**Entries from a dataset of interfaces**
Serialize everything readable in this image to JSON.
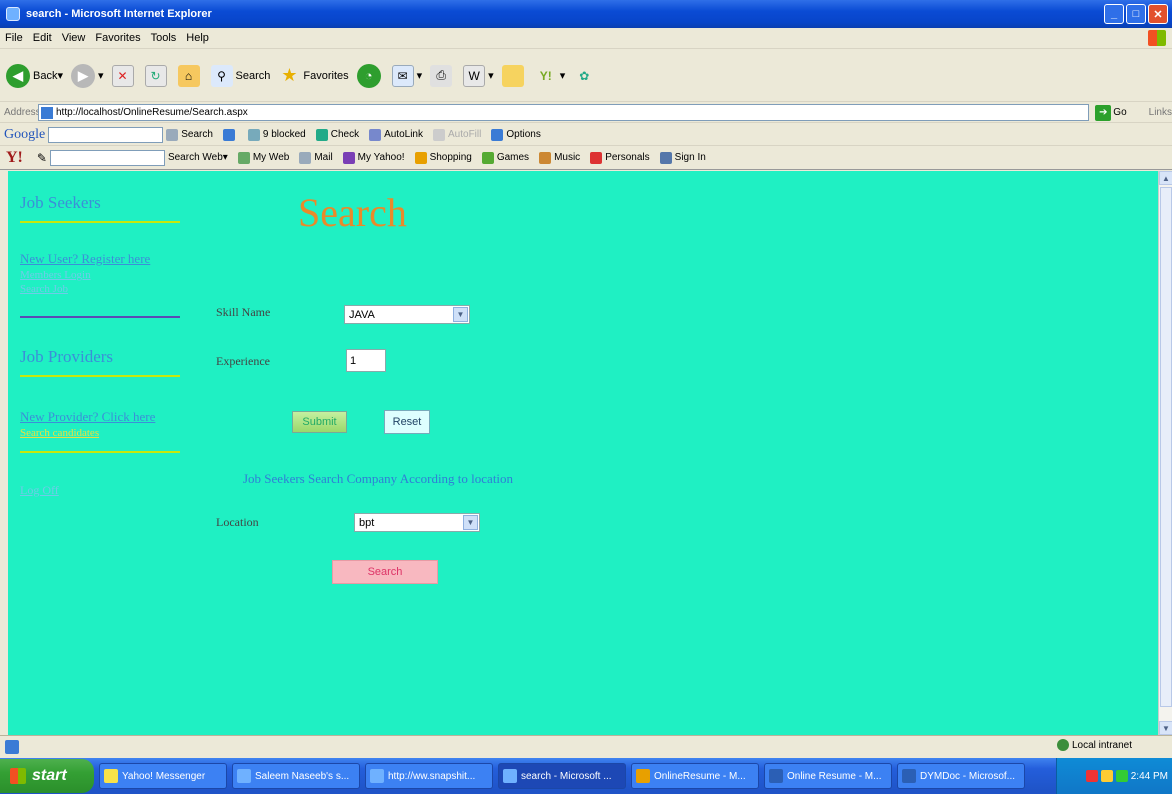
{
  "window": {
    "title": "search - Microsoft Internet Explorer"
  },
  "menu": [
    "File",
    "Edit",
    "View",
    "Favorites",
    "Tools",
    "Help"
  ],
  "toolbar": {
    "back": "Back",
    "search": "Search",
    "favorites": "Favorites"
  },
  "address": {
    "label": "Address",
    "url": "http://localhost/OnlineResume/Search.aspx",
    "go": "Go",
    "links": "Links"
  },
  "googlebar": {
    "logo": "Google",
    "search": "Search",
    "blocked": "9 blocked",
    "check": "Check",
    "autolink": "AutoLink",
    "autofill": "AutoFill",
    "options": "Options"
  },
  "yahoobar": {
    "logo": "Y!",
    "search_web": "Search Web",
    "my_web": "My Web",
    "mail": "Mail",
    "my_yahoo": "My Yahoo!",
    "shopping": "Shopping",
    "games": "Games",
    "music": "Music",
    "personals": "Personals",
    "sign_in": "Sign In"
  },
  "sidebar": {
    "job_seekers": "Job Seekers",
    "new_user": "New User? Register here",
    "members_login": "Members Login",
    "search_job": "Search Job",
    "job_providers": "Job Providers",
    "new_provider": "New Provider? Click here",
    "search_candidates": "Search candidates",
    "log_off": "Log Off"
  },
  "main": {
    "title": "Search",
    "skill_label": "Skill Name",
    "skill_value": "JAVA",
    "experience_label": "Experience",
    "experience_value": "1",
    "submit": "Submit",
    "reset": "Reset",
    "section_text": "Job Seekers Search Company According to location",
    "location_label": "Location",
    "location_value": "bpt",
    "search_button": "Search"
  },
  "status": {
    "zone": "Local intranet"
  },
  "taskbar": {
    "start": "start",
    "tasks": [
      "Yahoo! Messenger",
      "Saleem Naseeb's s...",
      "http://ww.snapshit...",
      "search - Microsoft ...",
      "OnlineResume - M...",
      "Online Resume - M...",
      "DYMDoc - Microsof..."
    ],
    "clock": "2:44 PM"
  },
  "colors": {
    "content_bg": "#1ff0c3",
    "title_color": "#e98a2a",
    "link_color": "#3b8fd8"
  }
}
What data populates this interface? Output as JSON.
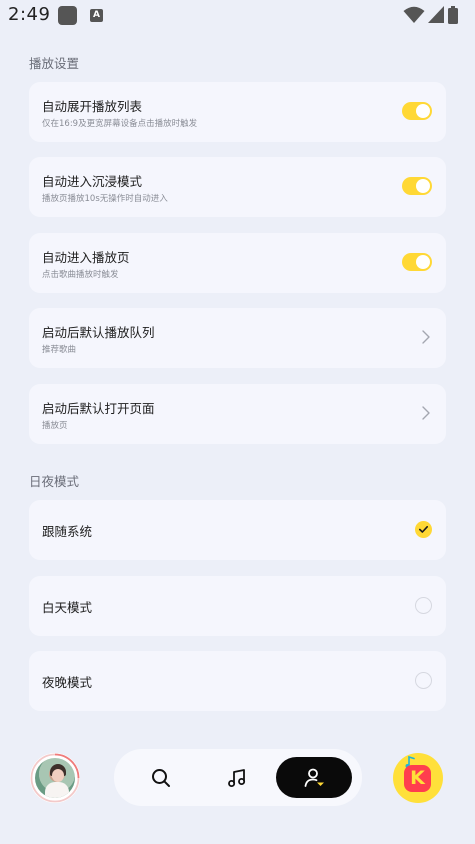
{
  "status_bar": {
    "time": "2:49",
    "a_icon": "A"
  },
  "sections": {
    "playback_title": "播放设置",
    "daynight_title": "日夜模式"
  },
  "playback_settings": [
    {
      "title": "自动展开播放列表",
      "subtitle": "仅在16:9及更宽屏幕设备点击播放时触发",
      "control": "toggle",
      "on": true
    },
    {
      "title": "自动进入沉浸模式",
      "subtitle": "播放页播放10s无操作时自动进入",
      "control": "toggle",
      "on": true
    },
    {
      "title": "自动进入播放页",
      "subtitle": "点击歌曲播放时触发",
      "control": "toggle",
      "on": true
    },
    {
      "title": "启动后默认播放队列",
      "subtitle": "推荐歌曲",
      "control": "chevron"
    },
    {
      "title": "启动后默认打开页面",
      "subtitle": "播放页",
      "control": "chevron"
    }
  ],
  "daynight_options": [
    {
      "title": "跟随系统",
      "selected": true
    },
    {
      "title": "白天模式",
      "selected": false
    },
    {
      "title": "夜晚模式",
      "selected": false
    }
  ],
  "colors": {
    "accent": "#ffd835",
    "background": "#eceff8",
    "card": "#f5f6fd"
  },
  "bottom_nav": {
    "items": [
      "search-icon",
      "music-note-icon",
      "profile-icon"
    ],
    "active": "profile-icon",
    "app_logo_letter": "K"
  }
}
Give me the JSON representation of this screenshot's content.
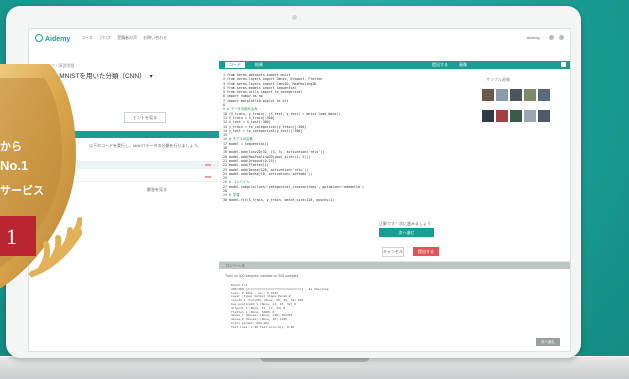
{
  "colors": {
    "accent": "#1a9e93",
    "danger": "#e05555",
    "badge_gold": "#d9a54a",
    "badge_red": "#b9262f"
  },
  "header": {
    "logo": "Aidemy",
    "nav": [
      "コース",
      "ブログ",
      "受講者の声",
      "お問い合わせ"
    ],
    "user": "Aidemy"
  },
  "left": {
    "breadcrumb": "タスク / 演習問題",
    "task_title": "3.2.2 MNISTを用いた分類（CNN）",
    "button": "ヒントを見る",
    "instruction": "以下のコードを実行し、MNISTデータの分類を行いましょう。",
    "item": "解答を見る"
  },
  "code": {
    "tabs": [
      "コード",
      "結果"
    ],
    "tab_right": "提出する",
    "dialog_label": "正解です！次に進みましょう",
    "dialog_button": "次へ進む",
    "cancel": "キャンセル",
    "run": "提出する",
    "lines": [
      "1  from keras.datasets import mnist",
      "2  from keras.layers import Dense, Dropout, Flatten",
      "3  from keras.layers import Conv2D, MaxPooling2D",
      "4  from keras.models import Sequential",
      "5  from keras.utils import to_categorical",
      "6  import numpy as np",
      "7  import matplotlib.pyplot as plt",
      "8  ",
      "9  # データの読み込み",
      "10 (X_train, y_train), (X_test, y_test) = mnist.load_data()",
      "11 X_train = X_train[:300]",
      "12 X_test = X_test[:300]",
      "13 y_train = to_categorical(y_train)[:300]",
      "14 y_test = to_categorical(y_test)[:300]",
      "15 ",
      "16 # モデルの定義",
      "17 model = Sequential()",
      "18 ",
      "19 model.add(Conv2D(32, (3, 3), activation='relu'))",
      "20 model.add(MaxPooling2D(pool_size=(2, 2)))",
      "21 model.add(Dropout(0.25))",
      "22 model.add(Flatten())",
      "23 model.add(Dense(128, activation='relu'))",
      "24 model.add(Dense(10, activation='softmax'))",
      "25 ",
      "26 # コンパイル",
      "27 model.compile(loss='categorical_crossentropy', optimizer='adadelta')",
      "28 ",
      "29 # 学習",
      "30 model.fit(X_train, y_train, batch_size=128, epochs=1)"
    ]
  },
  "images": {
    "title": "画像",
    "caption": "サンプル画像"
  },
  "output": {
    "label": "コンソール",
    "summary": "Train on 300 samples, validate on 300 samples",
    "lines": [
      "Epoch 1/1",
      "300/300 [==============================] - 1s 3ms/step",
      "loss: 2.2451 - acc: 0.1833",
      "Layer (type)        Output Shape       Param #",
      "conv2d_1 (Conv2D)   (None, 26, 26, 32) 320",
      "max_pooling2d_1     (None, 13, 13, 32) 0",
      "dropout_1           (None, 13, 13, 32) 0",
      "flatten_1           (None, 5408)       0",
      "dense_1 (Dense)     (None, 128)        692352",
      "dense_2 (Dense)     (None, 10)         1290",
      "Total params: 693,962",
      "Test loss: 1.96  Test accuracy: 0.48"
    ],
    "button": "次へ進む"
  },
  "badge": {
    "line1": "から",
    "line2": "No.1",
    "line3": "サービス",
    "number": "1"
  }
}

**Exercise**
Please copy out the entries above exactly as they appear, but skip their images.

**Result of this task**
Serialize everything readable in this image to JSON.
{
  "window": {
    "title": "search - Microsoft Internet Explorer"
  },
  "menu": [
    "File",
    "Edit",
    "View",
    "Favorites",
    "Tools",
    "Help"
  ],
  "toolbar": {
    "back": "Back",
    "search": "Search",
    "favorites": "Favorites"
  },
  "address": {
    "label": "Address",
    "url": "http://localhost/OnlineResume/Search.aspx",
    "go": "Go",
    "links": "Links"
  },
  "googlebar": {
    "logo": "Google",
    "search": "Search",
    "blocked": "9 blocked",
    "check": "Check",
    "autolink": "AutoLink",
    "autofill": "AutoFill",
    "options": "Options"
  },
  "yahoobar": {
    "logo": "Y!",
    "search_web": "Search Web",
    "my_web": "My Web",
    "mail": "Mail",
    "my_yahoo": "My Yahoo!",
    "shopping": "Shopping",
    "games": "Games",
    "music": "Music",
    "personals": "Personals",
    "sign_in": "Sign In"
  },
  "sidebar": {
    "job_seekers": "Job Seekers",
    "new_user": "New User? Register here",
    "members_login": "Members Login",
    "search_job": "Search Job",
    "job_providers": "Job Providers",
    "new_provider": "New Provider? Click here",
    "search_candidates": "Search candidates",
    "log_off": "Log Off"
  },
  "main": {
    "title": "Search",
    "skill_label": "Skill Name",
    "skill_value": "JAVA",
    "experience_label": "Experience",
    "experience_value": "1",
    "submit": "Submit",
    "reset": "Reset",
    "section_text": "Job Seekers Search Company According to location",
    "location_label": "Location",
    "location_value": "bpt",
    "search_button": "Search"
  },
  "status": {
    "zone": "Local intranet"
  },
  "taskbar": {
    "start": "start",
    "tasks": [
      "Yahoo! Messenger",
      "Saleem Naseeb's s...",
      "http://ww.snapshit...",
      "search - Microsoft ...",
      "OnlineResume - M...",
      "Online Resume - M...",
      "DYMDoc - Microsof..."
    ],
    "clock": "2:44 PM"
  },
  "colors": {
    "content_bg": "#1ff0c3",
    "title_color": "#e98a2a",
    "link_color": "#3b8fd8"
  }
}
What data populates this interface? Output as JSON.
{
  "status_bar": {
    "time": "2:49",
    "a_icon": "A"
  },
  "sections": {
    "playback_title": "播放设置",
    "daynight_title": "日夜模式"
  },
  "playback_settings": [
    {
      "title": "自动展开播放列表",
      "subtitle": "仅在16:9及更宽屏幕设备点击播放时触发",
      "control": "toggle",
      "on": true
    },
    {
      "title": "自动进入沉浸模式",
      "subtitle": "播放页播放10s无操作时自动进入",
      "control": "toggle",
      "on": true
    },
    {
      "title": "自动进入播放页",
      "subtitle": "点击歌曲播放时触发",
      "control": "toggle",
      "on": true
    },
    {
      "title": "启动后默认播放队列",
      "subtitle": "推荐歌曲",
      "control": "chevron"
    },
    {
      "title": "启动后默认打开页面",
      "subtitle": "播放页",
      "control": "chevron"
    }
  ],
  "daynight_options": [
    {
      "title": "跟随系统",
      "selected": true
    },
    {
      "title": "白天模式",
      "selected": false
    },
    {
      "title": "夜晚模式",
      "selected": false
    }
  ],
  "colors": {
    "accent": "#ffd835",
    "background": "#eceff8",
    "card": "#f5f6fd"
  },
  "bottom_nav": {
    "items": [
      "search-icon",
      "music-note-icon",
      "profile-icon"
    ],
    "active": "profile-icon",
    "app_logo_letter": "K"
  }
}
Give me the JSON representation of this screenshot's content.
{
  "colors": {
    "accent": "#1a9e93",
    "danger": "#e05555",
    "badge_gold": "#d9a54a",
    "badge_red": "#b9262f"
  },
  "header": {
    "logo": "Aidemy",
    "nav": [
      "コース",
      "ブログ",
      "受講者の声",
      "お問い合わせ"
    ],
    "user": "Aidemy"
  },
  "left": {
    "breadcrumb": "タスク / 演習問題",
    "task_title": "3.2.2 MNISTを用いた分類（CNN）",
    "button": "ヒントを見る",
    "instruction": "以下のコードを実行し、MNISTデータの分類を行いましょう。",
    "item": "解答を見る"
  },
  "code": {
    "tabs": [
      "コード",
      "結果"
    ],
    "tab_right": "提出する",
    "dialog_label": "正解です！次に進みましょう",
    "dialog_button": "次へ進む",
    "cancel": "キャンセル",
    "run": "提出する",
    "lines": [
      "1  from keras.datasets import mnist",
      "2  from keras.layers import Dense, Dropout, Flatten",
      "3  from keras.layers import Conv2D, MaxPooling2D",
      "4  from keras.models import Sequential",
      "5  from keras.utils import to_categorical",
      "6  import numpy as np",
      "7  import matplotlib.pyplot as plt",
      "8  ",
      "9  # データの読み込み",
      "10 (X_train, y_train), (X_test, y_test) = mnist.load_data()",
      "11 X_train = X_train[:300]",
      "12 X_test = X_test[:300]",
      "13 y_train = to_categorical(y_train)[:300]",
      "14 y_test = to_categorical(y_test)[:300]",
      "15 ",
      "16 # モデルの定義",
      "17 model = Sequential()",
      "18 ",
      "19 model.add(Conv2D(32, (3, 3), activation='relu'))",
      "20 model.add(MaxPooling2D(pool_size=(2, 2)))",
      "21 model.add(Dropout(0.25))",
      "22 model.add(Flatten())",
      "23 model.add(Dense(128, activation='relu'))",
      "24 model.add(Dense(10, activation='softmax'))",
      "25 ",
      "26 # コンパイル",
      "27 model.compile(loss='categorical_crossentropy', optimizer='adadelta')",
      "28 ",
      "29 # 学習",
      "30 model.fit(X_train, y_train, batch_size=128, epochs=1)"
    ]
  },
  "images": {
    "title": "画像",
    "caption": "サンプル画像"
  },
  "output": {
    "label": "コンソール",
    "summary": "Train on 300 samples, validate on 300 samples",
    "lines": [
      "Epoch 1/1",
      "300/300 [==============================] - 1s 3ms/step",
      "loss: 2.2451 - acc: 0.1833",
      "Layer (type)        Output Shape       Param #",
      "conv2d_1 (Conv2D)   (None, 26, 26, 32) 320",
      "max_pooling2d_1     (None, 13, 13, 32) 0",
      "dropout_1           (None, 13, 13, 32) 0",
      "flatten_1           (None, 5408)       0",
      "dense_1 (Dense)     (None, 128)        692352",
      "dense_2 (Dense)     (None, 10)         1290",
      "Total params: 693,962",
      "Test loss: 1.96  Test accuracy: 0.48"
    ],
    "button": "次へ進む"
  },
  "badge": {
    "line1": "から",
    "line2": "No.1",
    "line3": "サービス",
    "number": "1"
  }
}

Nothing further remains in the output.